Monarch Butterfles Eastern Point Gloucester MA © Kim Smith 2012Monarch Butterflies at Eastern Point

How to Plant and Care for Your Milkweed Plants

Common Milkweed (Asclepias syriaca) has a taproot. Plants with taproots do not like to be disturbed once established so it is best to plant your Common Milkweed seedlings as soon as possible. Common Milkweed is not too fussy about soil and is the milkweed we see growing in fields, roadsides, dunes, and meadows. It can reach up to six-feet in height, but more commonly grows two- to four-feet. Common Milkweed spreads by underground shoots and by seed dispersal.

The Marsh Milkweed (Asclepias incarnata) are well-rooted year-old plants and can be planted in the garden now, or within the next month or so. Marsh Milkweed grows best in good garden soil and/or moist areas. Marsh Milkweed is clump forming and does not spread by underground shoots.

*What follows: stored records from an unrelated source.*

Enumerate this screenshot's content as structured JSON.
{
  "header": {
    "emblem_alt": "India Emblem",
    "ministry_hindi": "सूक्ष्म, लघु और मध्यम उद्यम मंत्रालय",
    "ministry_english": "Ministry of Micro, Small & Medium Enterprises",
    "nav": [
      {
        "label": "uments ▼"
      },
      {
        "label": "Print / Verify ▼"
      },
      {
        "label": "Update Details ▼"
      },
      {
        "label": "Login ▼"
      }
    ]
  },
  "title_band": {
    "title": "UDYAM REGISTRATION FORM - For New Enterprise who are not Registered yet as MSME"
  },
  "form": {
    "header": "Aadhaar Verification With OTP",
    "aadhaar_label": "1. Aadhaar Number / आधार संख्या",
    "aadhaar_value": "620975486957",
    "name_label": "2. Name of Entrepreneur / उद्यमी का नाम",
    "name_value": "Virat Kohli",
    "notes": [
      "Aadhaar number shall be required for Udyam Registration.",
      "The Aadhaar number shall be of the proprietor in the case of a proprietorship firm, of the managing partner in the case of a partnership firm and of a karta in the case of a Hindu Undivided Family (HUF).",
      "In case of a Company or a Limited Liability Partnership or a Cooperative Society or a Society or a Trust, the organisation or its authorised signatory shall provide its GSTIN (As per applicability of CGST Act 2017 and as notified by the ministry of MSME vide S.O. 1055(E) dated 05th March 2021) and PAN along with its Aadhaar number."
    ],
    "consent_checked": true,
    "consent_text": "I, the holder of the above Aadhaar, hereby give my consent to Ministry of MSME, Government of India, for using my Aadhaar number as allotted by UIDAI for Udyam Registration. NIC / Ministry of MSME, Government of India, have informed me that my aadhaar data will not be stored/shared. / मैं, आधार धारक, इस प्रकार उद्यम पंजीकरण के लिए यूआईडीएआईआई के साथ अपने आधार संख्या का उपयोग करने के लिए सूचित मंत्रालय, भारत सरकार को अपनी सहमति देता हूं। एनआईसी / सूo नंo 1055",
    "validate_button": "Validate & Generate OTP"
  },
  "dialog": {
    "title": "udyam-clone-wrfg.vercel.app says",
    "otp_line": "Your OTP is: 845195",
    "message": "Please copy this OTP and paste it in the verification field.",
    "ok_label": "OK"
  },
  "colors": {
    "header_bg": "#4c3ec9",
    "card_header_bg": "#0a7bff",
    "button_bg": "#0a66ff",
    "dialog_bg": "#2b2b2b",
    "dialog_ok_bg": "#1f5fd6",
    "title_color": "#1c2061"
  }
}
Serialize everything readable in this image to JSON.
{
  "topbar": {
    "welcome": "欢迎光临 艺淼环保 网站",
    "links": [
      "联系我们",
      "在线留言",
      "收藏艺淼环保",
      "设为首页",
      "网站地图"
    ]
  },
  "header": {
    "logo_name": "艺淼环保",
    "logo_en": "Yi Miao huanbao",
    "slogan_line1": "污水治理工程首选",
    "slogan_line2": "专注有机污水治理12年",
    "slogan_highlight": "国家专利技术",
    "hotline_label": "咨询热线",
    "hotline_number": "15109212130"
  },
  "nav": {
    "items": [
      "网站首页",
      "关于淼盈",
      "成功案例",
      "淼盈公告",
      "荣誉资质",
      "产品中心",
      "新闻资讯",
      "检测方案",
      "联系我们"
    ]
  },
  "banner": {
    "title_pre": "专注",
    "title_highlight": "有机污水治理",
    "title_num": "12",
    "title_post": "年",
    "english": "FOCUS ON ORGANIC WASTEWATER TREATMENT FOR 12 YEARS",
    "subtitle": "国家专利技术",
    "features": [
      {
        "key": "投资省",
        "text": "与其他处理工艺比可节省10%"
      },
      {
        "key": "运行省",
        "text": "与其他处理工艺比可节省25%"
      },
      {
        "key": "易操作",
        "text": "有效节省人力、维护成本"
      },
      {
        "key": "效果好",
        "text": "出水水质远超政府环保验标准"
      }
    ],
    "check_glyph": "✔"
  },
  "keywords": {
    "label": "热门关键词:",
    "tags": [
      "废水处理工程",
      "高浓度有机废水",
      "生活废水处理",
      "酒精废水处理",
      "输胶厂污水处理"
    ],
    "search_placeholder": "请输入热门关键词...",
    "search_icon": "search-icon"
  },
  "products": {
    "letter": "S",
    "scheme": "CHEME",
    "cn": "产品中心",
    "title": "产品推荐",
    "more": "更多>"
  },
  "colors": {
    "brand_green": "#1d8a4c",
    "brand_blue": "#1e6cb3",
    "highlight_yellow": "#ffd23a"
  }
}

Both milkweed species prefer full sun, but will take some slight shade. Plant with the soil line equal to the soil line in the pot. Place a stake nearby so that you do not step on your little milkweed seedling. Water gently. Check frequently on your milkweed plant until it is fully established. Water when dry, but do not over water. Monitor for milkweed aphids. Milkweed aphids are tiny soft-bodied orange insects. If you do see any aphids, gently wash them away with water; no soap or strong pesticides needed!

Milkweed seed pod bl:wh ©Kim Dmith 2012

Monarch-Milkweed Mug Up This Saturday!

Hooray–our milkweed plants shipped from Missouri Monday and should arrive to Gloucester by Thursday!!!

Plants will be available for pick up at Captain Joe and Sons, 95 East Main Street, Saturday morning at 9:00am and we will be there all morning until noon. Felicia is helping and we will have coffee for everyone. Written instructions will be provided on how to take care of your plants.  Looking forward to seeing you all at the first ever Monarch~Milkweed Mug Up!

I did not collect the funds ahead of time. Please everybody,  if you ordered plants, be sure to pick-up Saturday morning. I am counting on you!! If the project is successful, we will do this again later in the season, with Seaside Goldenrod and New England Asters, but we can only have another plant sale if everyone honors their commitment. Thank you!! 

For more detailed information, see previous posts:

GloucesterCast Podcast 4/25/13 With Guest Kim Smith

Cape Ann Milkweed Project

Cape Ann Milkweed Project ~ Last day to order plants

WOW and WONDERFUL—150 milkweed plants ordered!!! (Actually, 190 plants were ordered!!)

How Exactly is Monsanto’s Roundup Ravaging the Monarch Butterfly Population?

News Release: MONARCH WATCH ANNOUNCES ‘BRING BACK THE MONARCHS’ CAMPAIGN

Monarch Butterfly Marsh Milkweed ©Kim Smith 2011Monarch Butterfly and Marsh Milkweed